- _WORK ITEM_
Some lines in the records below may hold the word "svalerod"; give the number of those lines and nothing else.

- _Excerpts from a dataset_
:::::
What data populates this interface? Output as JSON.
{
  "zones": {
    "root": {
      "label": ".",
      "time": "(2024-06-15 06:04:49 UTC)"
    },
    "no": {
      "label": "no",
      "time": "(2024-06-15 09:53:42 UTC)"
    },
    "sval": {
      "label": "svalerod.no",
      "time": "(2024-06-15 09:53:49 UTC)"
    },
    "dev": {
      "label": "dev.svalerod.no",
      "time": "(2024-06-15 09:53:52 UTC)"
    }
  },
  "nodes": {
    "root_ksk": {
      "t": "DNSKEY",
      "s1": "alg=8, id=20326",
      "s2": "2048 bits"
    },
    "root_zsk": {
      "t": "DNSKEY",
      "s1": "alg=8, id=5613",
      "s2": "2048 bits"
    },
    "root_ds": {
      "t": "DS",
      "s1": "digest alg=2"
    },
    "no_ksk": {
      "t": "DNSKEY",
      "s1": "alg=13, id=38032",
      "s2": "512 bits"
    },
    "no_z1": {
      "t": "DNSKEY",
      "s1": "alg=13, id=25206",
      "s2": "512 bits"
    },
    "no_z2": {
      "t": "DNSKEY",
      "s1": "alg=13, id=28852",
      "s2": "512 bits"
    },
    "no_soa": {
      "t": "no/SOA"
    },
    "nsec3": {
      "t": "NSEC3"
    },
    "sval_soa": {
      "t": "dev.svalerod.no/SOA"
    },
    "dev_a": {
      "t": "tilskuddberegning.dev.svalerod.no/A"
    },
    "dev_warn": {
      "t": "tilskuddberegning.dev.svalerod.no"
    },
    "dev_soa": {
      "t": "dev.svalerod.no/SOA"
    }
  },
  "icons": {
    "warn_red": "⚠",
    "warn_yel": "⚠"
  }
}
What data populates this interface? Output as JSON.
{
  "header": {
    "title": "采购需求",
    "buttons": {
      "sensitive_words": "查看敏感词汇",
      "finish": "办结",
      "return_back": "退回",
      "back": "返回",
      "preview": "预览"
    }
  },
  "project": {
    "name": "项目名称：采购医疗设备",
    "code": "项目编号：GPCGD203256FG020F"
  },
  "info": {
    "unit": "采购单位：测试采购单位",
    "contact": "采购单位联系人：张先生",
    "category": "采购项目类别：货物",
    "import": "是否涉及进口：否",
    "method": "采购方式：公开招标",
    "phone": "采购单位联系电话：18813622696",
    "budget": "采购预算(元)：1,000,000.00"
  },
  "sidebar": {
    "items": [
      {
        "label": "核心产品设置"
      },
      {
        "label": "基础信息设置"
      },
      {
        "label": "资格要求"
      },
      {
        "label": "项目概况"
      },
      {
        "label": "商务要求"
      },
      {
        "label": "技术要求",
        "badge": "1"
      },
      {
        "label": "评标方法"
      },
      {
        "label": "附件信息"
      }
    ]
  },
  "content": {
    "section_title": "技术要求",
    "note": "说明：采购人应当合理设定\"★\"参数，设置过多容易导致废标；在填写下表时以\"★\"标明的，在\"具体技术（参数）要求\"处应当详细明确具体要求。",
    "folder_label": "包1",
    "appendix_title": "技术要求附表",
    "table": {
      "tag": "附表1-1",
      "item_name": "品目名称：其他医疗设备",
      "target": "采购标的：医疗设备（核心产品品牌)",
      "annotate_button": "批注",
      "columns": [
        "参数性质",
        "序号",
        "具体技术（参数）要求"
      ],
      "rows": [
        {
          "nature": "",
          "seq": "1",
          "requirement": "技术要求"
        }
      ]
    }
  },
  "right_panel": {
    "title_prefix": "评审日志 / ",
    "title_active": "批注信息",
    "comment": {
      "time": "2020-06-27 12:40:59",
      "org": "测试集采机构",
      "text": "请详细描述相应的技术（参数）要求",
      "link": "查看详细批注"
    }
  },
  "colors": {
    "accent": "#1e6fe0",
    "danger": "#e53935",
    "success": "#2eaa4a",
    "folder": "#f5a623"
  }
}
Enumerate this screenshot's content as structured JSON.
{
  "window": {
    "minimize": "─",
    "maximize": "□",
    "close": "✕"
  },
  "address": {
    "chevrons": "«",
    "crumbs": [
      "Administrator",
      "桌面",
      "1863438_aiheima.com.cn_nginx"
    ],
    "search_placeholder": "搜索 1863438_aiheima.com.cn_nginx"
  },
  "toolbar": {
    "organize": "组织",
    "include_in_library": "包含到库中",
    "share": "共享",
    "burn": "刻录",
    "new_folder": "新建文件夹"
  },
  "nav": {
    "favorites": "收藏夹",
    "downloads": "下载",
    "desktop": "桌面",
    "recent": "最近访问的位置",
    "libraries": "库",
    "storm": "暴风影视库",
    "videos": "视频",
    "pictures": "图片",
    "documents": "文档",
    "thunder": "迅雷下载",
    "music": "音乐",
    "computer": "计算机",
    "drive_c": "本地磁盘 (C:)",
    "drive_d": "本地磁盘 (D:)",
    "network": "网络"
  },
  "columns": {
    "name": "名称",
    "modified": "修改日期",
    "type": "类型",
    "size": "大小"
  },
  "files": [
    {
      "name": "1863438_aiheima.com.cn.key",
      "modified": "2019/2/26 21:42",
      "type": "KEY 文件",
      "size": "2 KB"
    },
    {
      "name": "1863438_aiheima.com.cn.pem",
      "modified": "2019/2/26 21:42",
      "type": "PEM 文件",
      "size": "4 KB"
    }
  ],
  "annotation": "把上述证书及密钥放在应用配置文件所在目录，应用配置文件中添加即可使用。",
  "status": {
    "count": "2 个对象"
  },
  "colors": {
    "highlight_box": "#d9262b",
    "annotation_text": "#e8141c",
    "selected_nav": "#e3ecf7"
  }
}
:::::
- _EXERCISE RESULT_
6